- Harvard ends Quinnipiac men’s ice hockey season in Lake Placid
- Quinnipiac women’s basketball prepares for NCAA Tournament
- Chronicle Sports Staff makes March Madness picks
- Multicultural Suite to open in Student Center
- Assistant director of OFSL to resign on March 10
- GSA hosts peaceful protest for transgender rights
- Sherman Ave building to be new QU theater
- Spreading the Word to End the Word
- Tom Moore fired as men’s basketball head coach after 10 seasons
North Haven native cut from remaining ‘Runway’ designers
He may have not made the cut on Bravo’s reality hit “Project Runway,” but North Haven native Emmett McCarthy is certainly proving he knows how to work it, both on the runway and off. The New York City-based designer, whose family–including his brother, a QU alum–still live in the area, chatted with The Chronicle following his departure from the show during the season’s seventh episode, about all things “Runway.”

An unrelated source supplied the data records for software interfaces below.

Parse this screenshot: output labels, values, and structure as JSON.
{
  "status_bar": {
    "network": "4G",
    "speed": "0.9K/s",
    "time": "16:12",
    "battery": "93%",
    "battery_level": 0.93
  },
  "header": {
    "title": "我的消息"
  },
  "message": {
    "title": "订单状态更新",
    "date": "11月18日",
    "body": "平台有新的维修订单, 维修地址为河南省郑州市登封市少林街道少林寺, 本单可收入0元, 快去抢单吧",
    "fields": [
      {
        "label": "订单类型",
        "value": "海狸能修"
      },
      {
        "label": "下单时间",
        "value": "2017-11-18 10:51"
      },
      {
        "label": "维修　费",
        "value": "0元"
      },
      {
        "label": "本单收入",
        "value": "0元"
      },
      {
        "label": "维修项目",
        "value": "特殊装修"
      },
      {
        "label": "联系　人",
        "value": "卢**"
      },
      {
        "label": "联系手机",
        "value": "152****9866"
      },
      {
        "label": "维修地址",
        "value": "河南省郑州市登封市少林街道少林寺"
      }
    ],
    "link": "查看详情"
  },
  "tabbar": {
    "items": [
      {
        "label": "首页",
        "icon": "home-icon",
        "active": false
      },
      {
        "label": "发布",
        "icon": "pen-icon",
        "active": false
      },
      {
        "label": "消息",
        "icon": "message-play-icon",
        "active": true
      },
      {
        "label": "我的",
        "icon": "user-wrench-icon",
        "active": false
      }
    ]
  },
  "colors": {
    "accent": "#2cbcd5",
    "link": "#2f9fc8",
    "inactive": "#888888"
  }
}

Now in its second season, the weekly Emmy-nominated Bravo reality series brings together 16 of the country’s most innovative designers to compete for $100,000 to start their own clothing line, a fashion spread in ELLE magazine, and a mentorship at Banana Republic. The designers compete in weekly challenges under the watchful eye of Tim Gunn, chair of the Department of Fashion Design at Parsons The New School For Design, producing garments that are judged on the runway by supermodel Heidi Klum, designer Michael Kors, and ELLE magazine fashion director Nina Garcia.
For menswear designer McCarthy, who had never seen the show, the casting process happened swiftly, and took a bit of prompting.
“I was at my office and my friend called me up and said she was reading on the Internet about auditions for “Project Runway.” She said ‘I wouldn’t send anybody other than you on this audition, because you make decisions really quickly, you make really good TV. I think you should do it,'” McCarthy remembers, adding that having second thoughts was not an option, as filming began two weeks after his first audition.
Many reality show contestants eager to take part in a series spend time studying up on their favorite show, but McCarthy believes that if he had seen a “Runway” episode, he would have never auditioned.
Bunking with the other design candidates in Manhattan’s posh Atlas studio apartments, McCarthy explains that between field trips to select fabrics and the tight deadlines imposed to complete garments, there wasn’t much time left for sleep. “(We worked) 20 hour days,” he says. “(The cameras) were in your face every single waking moment.”
During his stint on the show, McCarthy was able to produce a series of garments including a dress for socialite Nicky Hilton, a lingerie collection, and most recently, an ice skating outfit for Olympic figure skater Sasha Cohen, which was showcased on his last episode.
Asked to select a favorite garment, McCarthy says he was pleased with his design for Mattel’s MyScene Barbie in the show’s third episode, and also liked the intricacies of his first garment, a pastel pink knee-length dress. “I liked the cutouts,” the designer says of his initial creation. “I had a little more time to think about it. I like the idea of thinking about my designs.”
Even though his run on the series has ended, McCarthy continues his design work and celebrated the grand opening of his own shop this week. The new venture is something the designer has always considered, but due to his exposure on the show, his plan was finally put into action. His EMC2 boutique, in New York’s Nolita neighborhood, currently offers cashmere coats and a selection of dresses, with a spring collection expected to arrive in mid-February.
For his family in Hamden and North Haven, seeing McCarthy on the series was a proud moment, even if his elimination came earlier than anticipated. “They were really proud to have a hometown boy on TV,” McCarthy said. “They were very proud that I came across as who I am, that through the editing process, you really get a sense of who I am as a person and a designer.”